**The task**
Restate the data below word for word. Skip any images it contains.

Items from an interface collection
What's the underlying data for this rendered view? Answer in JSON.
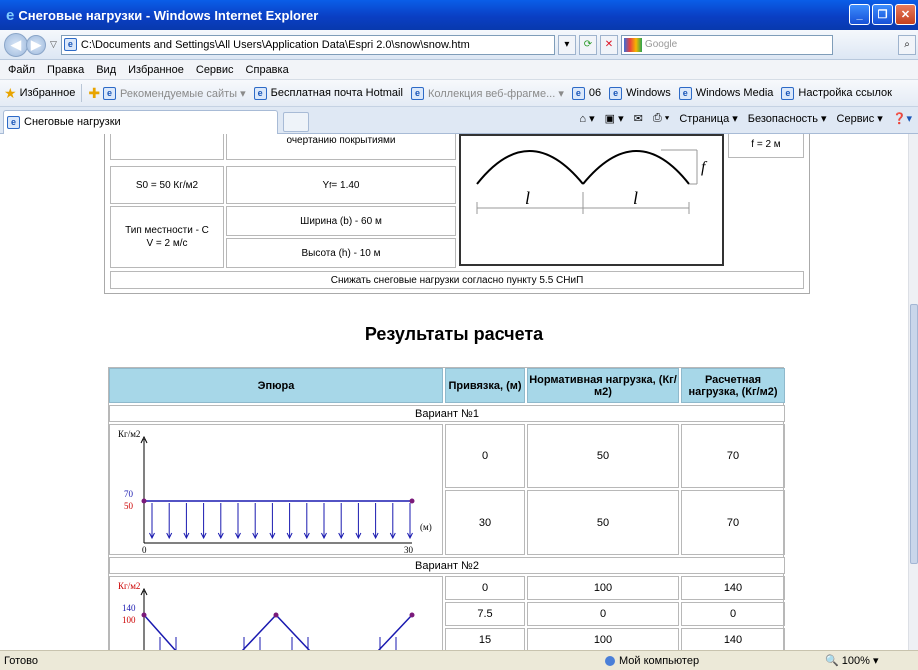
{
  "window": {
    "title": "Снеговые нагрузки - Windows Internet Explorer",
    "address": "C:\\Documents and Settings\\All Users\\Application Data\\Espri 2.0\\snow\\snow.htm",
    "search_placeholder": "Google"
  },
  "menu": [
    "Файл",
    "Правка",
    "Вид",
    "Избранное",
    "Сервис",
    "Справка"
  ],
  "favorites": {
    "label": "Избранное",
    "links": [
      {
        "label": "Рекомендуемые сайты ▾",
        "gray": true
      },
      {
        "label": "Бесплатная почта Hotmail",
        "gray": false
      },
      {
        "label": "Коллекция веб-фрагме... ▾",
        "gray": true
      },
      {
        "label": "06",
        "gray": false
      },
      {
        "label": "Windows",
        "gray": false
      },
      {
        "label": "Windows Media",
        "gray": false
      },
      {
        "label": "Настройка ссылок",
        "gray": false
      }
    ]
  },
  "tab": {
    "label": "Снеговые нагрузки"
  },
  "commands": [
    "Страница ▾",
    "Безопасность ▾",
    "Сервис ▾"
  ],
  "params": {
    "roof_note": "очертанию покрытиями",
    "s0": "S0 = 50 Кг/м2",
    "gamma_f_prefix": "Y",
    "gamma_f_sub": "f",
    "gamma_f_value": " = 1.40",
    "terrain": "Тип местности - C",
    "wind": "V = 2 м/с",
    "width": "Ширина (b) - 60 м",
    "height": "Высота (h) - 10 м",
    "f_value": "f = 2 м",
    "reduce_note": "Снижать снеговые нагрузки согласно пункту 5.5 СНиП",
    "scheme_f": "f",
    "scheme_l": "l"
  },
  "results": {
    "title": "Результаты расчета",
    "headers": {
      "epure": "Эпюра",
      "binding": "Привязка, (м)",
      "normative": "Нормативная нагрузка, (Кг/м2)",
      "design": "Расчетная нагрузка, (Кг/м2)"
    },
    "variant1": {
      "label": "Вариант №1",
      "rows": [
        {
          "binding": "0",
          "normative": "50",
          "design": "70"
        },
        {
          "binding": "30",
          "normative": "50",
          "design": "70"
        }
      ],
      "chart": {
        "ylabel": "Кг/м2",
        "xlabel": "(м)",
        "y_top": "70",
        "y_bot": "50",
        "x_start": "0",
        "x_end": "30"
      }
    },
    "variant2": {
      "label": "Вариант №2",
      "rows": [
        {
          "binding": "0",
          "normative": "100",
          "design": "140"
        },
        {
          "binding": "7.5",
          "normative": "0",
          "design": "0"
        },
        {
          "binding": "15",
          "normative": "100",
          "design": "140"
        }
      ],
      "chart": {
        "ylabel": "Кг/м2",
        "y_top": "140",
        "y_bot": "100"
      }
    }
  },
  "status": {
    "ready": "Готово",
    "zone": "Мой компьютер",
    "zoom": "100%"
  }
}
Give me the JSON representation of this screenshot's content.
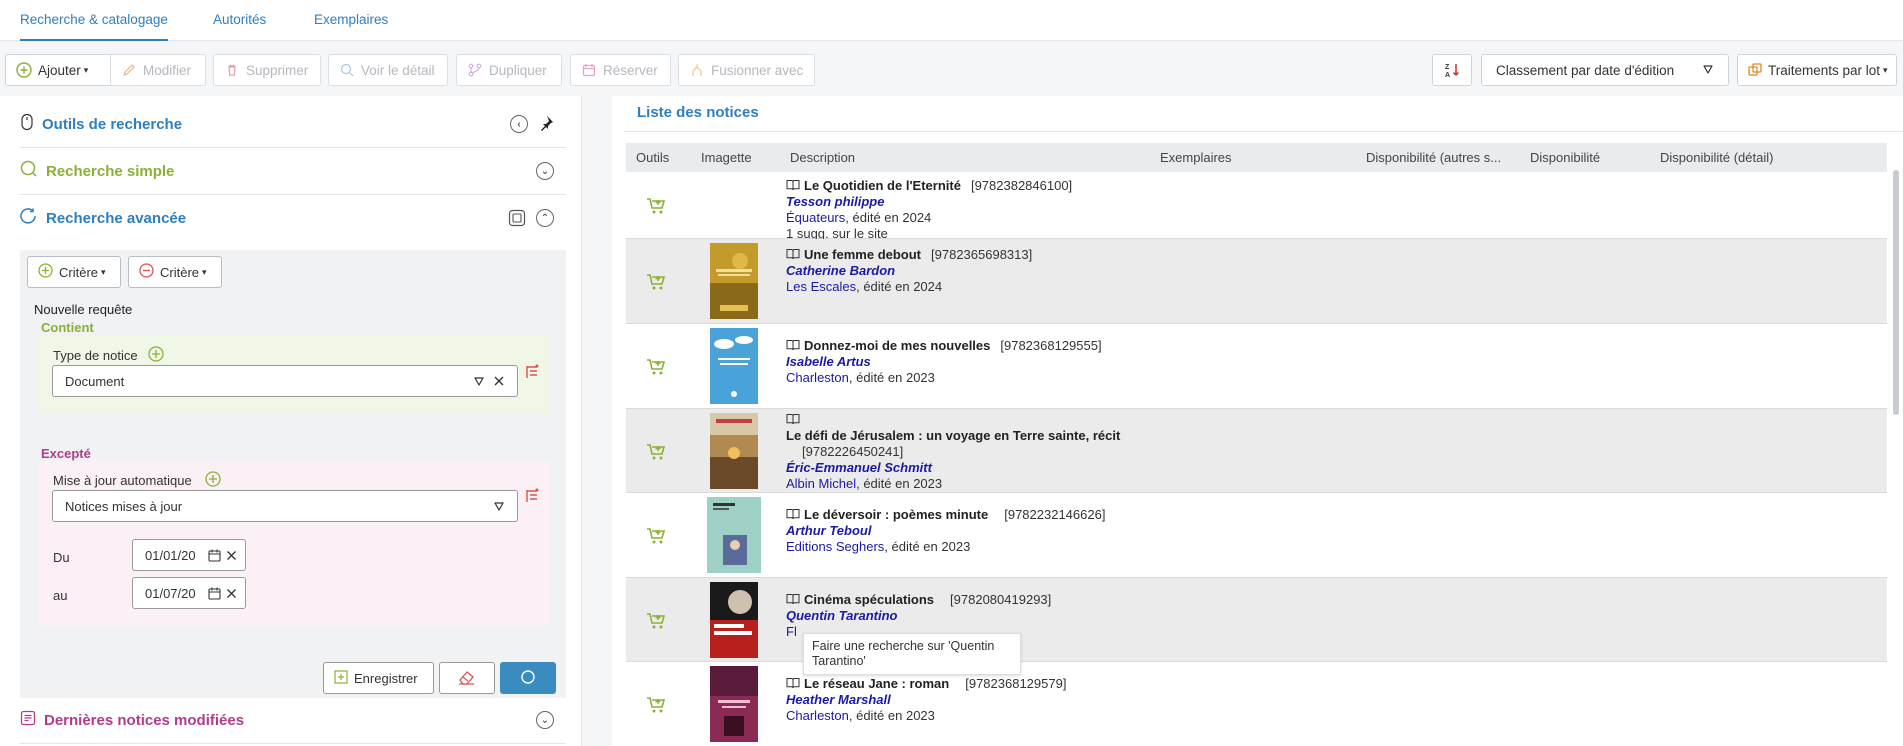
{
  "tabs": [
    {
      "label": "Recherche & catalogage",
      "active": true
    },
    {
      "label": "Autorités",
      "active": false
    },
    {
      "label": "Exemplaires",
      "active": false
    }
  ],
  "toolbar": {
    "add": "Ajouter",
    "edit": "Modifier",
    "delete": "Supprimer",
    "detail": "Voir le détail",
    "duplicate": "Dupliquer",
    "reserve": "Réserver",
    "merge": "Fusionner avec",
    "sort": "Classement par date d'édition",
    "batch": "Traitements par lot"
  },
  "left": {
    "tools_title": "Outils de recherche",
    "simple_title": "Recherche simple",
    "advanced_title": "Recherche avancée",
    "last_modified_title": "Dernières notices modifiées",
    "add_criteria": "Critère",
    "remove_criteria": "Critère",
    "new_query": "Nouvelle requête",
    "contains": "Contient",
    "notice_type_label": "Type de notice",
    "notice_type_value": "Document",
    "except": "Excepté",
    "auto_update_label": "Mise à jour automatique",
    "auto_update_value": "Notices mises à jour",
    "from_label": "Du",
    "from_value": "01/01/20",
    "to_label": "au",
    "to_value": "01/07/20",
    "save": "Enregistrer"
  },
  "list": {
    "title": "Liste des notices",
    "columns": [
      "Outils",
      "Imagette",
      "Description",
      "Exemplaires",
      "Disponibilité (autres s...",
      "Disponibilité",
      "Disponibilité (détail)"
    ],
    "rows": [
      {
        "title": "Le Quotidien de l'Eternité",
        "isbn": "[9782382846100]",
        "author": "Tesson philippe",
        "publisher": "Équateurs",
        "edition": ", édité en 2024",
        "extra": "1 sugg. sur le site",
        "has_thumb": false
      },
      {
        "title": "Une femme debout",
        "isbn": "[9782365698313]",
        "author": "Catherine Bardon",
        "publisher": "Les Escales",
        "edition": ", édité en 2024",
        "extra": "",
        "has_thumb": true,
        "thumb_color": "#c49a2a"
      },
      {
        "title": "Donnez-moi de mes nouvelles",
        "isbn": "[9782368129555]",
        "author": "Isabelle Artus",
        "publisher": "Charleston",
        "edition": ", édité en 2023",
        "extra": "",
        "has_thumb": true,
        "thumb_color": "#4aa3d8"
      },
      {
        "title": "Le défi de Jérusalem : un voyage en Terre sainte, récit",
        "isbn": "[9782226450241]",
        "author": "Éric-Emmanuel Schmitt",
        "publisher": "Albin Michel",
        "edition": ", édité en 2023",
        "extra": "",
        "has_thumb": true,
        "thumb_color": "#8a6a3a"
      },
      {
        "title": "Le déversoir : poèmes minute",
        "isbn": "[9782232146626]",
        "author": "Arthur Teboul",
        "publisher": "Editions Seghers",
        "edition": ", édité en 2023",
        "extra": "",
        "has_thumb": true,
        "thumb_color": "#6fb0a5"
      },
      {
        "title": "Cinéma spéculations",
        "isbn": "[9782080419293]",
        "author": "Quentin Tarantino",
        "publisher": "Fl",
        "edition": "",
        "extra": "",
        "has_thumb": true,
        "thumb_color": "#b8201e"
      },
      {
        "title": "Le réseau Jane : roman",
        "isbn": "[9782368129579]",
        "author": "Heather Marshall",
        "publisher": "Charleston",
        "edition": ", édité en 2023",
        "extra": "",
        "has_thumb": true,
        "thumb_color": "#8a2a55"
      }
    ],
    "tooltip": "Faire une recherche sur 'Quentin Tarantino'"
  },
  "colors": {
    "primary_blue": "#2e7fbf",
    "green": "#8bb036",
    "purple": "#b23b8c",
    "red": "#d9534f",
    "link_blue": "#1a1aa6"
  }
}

**Exercise solution**
What's the underlying data for this rendered view? Answer in JSON.
{
  "window": {
    "title": "Снеговые нагрузки - Windows Internet Explorer",
    "address": "C:\\Documents and Settings\\All Users\\Application Data\\Espri 2.0\\snow\\snow.htm",
    "search_placeholder": "Google"
  },
  "menu": [
    "Файл",
    "Правка",
    "Вид",
    "Избранное",
    "Сервис",
    "Справка"
  ],
  "favorites": {
    "label": "Избранное",
    "links": [
      {
        "label": "Рекомендуемые сайты ▾",
        "gray": true
      },
      {
        "label": "Бесплатная почта Hotmail",
        "gray": false
      },
      {
        "label": "Коллекция веб-фрагме... ▾",
        "gray": true
      },
      {
        "label": "06",
        "gray": false
      },
      {
        "label": "Windows",
        "gray": false
      },
      {
        "label": "Windows Media",
        "gray": false
      },
      {
        "label": "Настройка ссылок",
        "gray": false
      }
    ]
  },
  "tab": {
    "label": "Снеговые нагрузки"
  },
  "commands": [
    "Страница ▾",
    "Безопасность ▾",
    "Сервис ▾"
  ],
  "params": {
    "roof_note": "очертанию покрытиями",
    "s0": "S0 = 50 Кг/м2",
    "gamma_f_prefix": "Y",
    "gamma_f_sub": "f",
    "gamma_f_value": " = 1.40",
    "terrain": "Тип местности - C",
    "wind": "V = 2 м/с",
    "width": "Ширина (b) - 60 м",
    "height": "Высота (h) - 10 м",
    "f_value": "f = 2 м",
    "reduce_note": "Снижать снеговые нагрузки согласно пункту 5.5 СНиП",
    "scheme_f": "f",
    "scheme_l": "l"
  },
  "results": {
    "title": "Результаты расчета",
    "headers": {
      "epure": "Эпюра",
      "binding": "Привязка, (м)",
      "normative": "Нормативная нагрузка, (Кг/м2)",
      "design": "Расчетная нагрузка, (Кг/м2)"
    },
    "variant1": {
      "label": "Вариант №1",
      "rows": [
        {
          "binding": "0",
          "normative": "50",
          "design": "70"
        },
        {
          "binding": "30",
          "normative": "50",
          "design": "70"
        }
      ],
      "chart": {
        "ylabel": "Кг/м2",
        "xlabel": "(м)",
        "y_top": "70",
        "y_bot": "50",
        "x_start": "0",
        "x_end": "30"
      }
    },
    "variant2": {
      "label": "Вариант №2",
      "rows": [
        {
          "binding": "0",
          "normative": "100",
          "design": "140"
        },
        {
          "binding": "7.5",
          "normative": "0",
          "design": "0"
        },
        {
          "binding": "15",
          "normative": "100",
          "design": "140"
        }
      ],
      "chart": {
        "ylabel": "Кг/м2",
        "y_top": "140",
        "y_bot": "100"
      }
    }
  },
  "status": {
    "ready": "Готово",
    "zone": "Мой компьютер",
    "zoom": "100%"
  }
}
Give me the JSON representation of this screenshot's content.
{
  "tabs": [
    {
      "label": "Recherche & catalogage",
      "active": true
    },
    {
      "label": "Autorités",
      "active": false
    },
    {
      "label": "Exemplaires",
      "active": false
    }
  ],
  "toolbar": {
    "add": "Ajouter",
    "edit": "Modifier",
    "delete": "Supprimer",
    "detail": "Voir le détail",
    "duplicate": "Dupliquer",
    "reserve": "Réserver",
    "merge": "Fusionner avec",
    "sort": "Classement par date d'édition",
    "batch": "Traitements par lot"
  },
  "left": {
    "tools_title": "Outils de recherche",
    "simple_title": "Recherche simple",
    "advanced_title": "Recherche avancée",
    "last_modified_title": "Dernières notices modifiées",
    "add_criteria": "Critère",
    "remove_criteria": "Critère",
    "new_query": "Nouvelle requête",
    "contains": "Contient",
    "notice_type_label": "Type de notice",
    "notice_type_value": "Document",
    "except": "Excepté",
    "auto_update_label": "Mise à jour automatique",
    "auto_update_value": "Notices mises à jour",
    "from_label": "Du",
    "from_value": "01/01/20",
    "to_label": "au",
    "to_value": "01/07/20",
    "save": "Enregistrer"
  },
  "list": {
    "title": "Liste des notices",
    "columns": [
      "Outils",
      "Imagette",
      "Description",
      "Exemplaires",
      "Disponibilité (autres s...",
      "Disponibilité",
      "Disponibilité (détail)"
    ],
    "rows": [
      {
        "title": "Le Quotidien de l'Eternité",
        "isbn": "[9782382846100]",
        "author": "Tesson philippe",
        "publisher": "Équateurs",
        "edition": ", édité en 2024",
        "extra": "1 sugg. sur le site",
        "has_thumb": false
      },
      {
        "title": "Une femme debout",
        "isbn": "[9782365698313]",
        "author": "Catherine Bardon",
        "publisher": "Les Escales",
        "edition": ", édité en 2024",
        "extra": "",
        "has_thumb": true,
        "thumb_color": "#c49a2a"
      },
      {
        "title": "Donnez-moi de mes nouvelles",
        "isbn": "[9782368129555]",
        "author": "Isabelle Artus",
        "publisher": "Charleston",
        "edition": ", édité en 2023",
        "extra": "",
        "has_thumb": true,
        "thumb_color": "#4aa3d8"
      },
      {
        "title": "Le défi de Jérusalem : un voyage en Terre sainte, récit",
        "isbn": "[9782226450241]",
        "author": "Éric-Emmanuel Schmitt",
        "publisher": "Albin Michel",
        "edition": ", édité en 2023",
        "extra": "",
        "has_thumb": true,
        "thumb_color": "#8a6a3a"
      },
      {
        "title": "Le déversoir : poèmes minute",
        "isbn": "[9782232146626]",
        "author": "Arthur Teboul",
        "publisher": "Editions Seghers",
        "edition": ", édité en 2023",
        "extra": "",
        "has_thumb": true,
        "thumb_color": "#6fb0a5"
      },
      {
        "title": "Cinéma spéculations",
        "isbn": "[9782080419293]",
        "author": "Quentin Tarantino",
        "publisher": "Fl",
        "edition": "",
        "extra": "",
        "has_thumb": true,
        "thumb_color": "#b8201e"
      },
      {
        "title": "Le réseau Jane : roman",
        "isbn": "[9782368129579]",
        "author": "Heather Marshall",
        "publisher": "Charleston",
        "edition": ", édité en 2023",
        "extra": "",
        "has_thumb": true,
        "thumb_color": "#8a2a55"
      }
    ],
    "tooltip": "Faire une recherche sur 'Quentin Tarantino'"
  },
  "colors": {
    "primary_blue": "#2e7fbf",
    "green": "#8bb036",
    "purple": "#b23b8c",
    "red": "#d9534f",
    "link_blue": "#1a1aa6"
  }
}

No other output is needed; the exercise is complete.